- [Records from a dataset]:
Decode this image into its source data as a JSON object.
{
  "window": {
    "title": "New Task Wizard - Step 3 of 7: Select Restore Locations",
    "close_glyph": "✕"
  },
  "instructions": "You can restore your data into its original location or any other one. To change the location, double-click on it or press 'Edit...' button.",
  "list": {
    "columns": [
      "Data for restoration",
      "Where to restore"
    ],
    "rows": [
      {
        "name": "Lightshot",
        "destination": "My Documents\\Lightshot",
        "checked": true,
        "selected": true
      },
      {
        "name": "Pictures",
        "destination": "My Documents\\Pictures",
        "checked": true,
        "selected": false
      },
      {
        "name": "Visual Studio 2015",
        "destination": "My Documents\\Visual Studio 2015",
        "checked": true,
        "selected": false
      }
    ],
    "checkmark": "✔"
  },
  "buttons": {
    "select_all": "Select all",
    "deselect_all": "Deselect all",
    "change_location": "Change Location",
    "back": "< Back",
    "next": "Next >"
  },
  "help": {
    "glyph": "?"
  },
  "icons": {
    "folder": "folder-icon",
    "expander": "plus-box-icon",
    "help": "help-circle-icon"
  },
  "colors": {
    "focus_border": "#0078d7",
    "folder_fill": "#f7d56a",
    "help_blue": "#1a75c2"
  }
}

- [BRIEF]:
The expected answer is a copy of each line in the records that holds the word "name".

- [RESPONSE TO THIS TASK]:
        "name": "Lightshot",
        "name": "Pictures",
        "name": "Visual Studio 2015",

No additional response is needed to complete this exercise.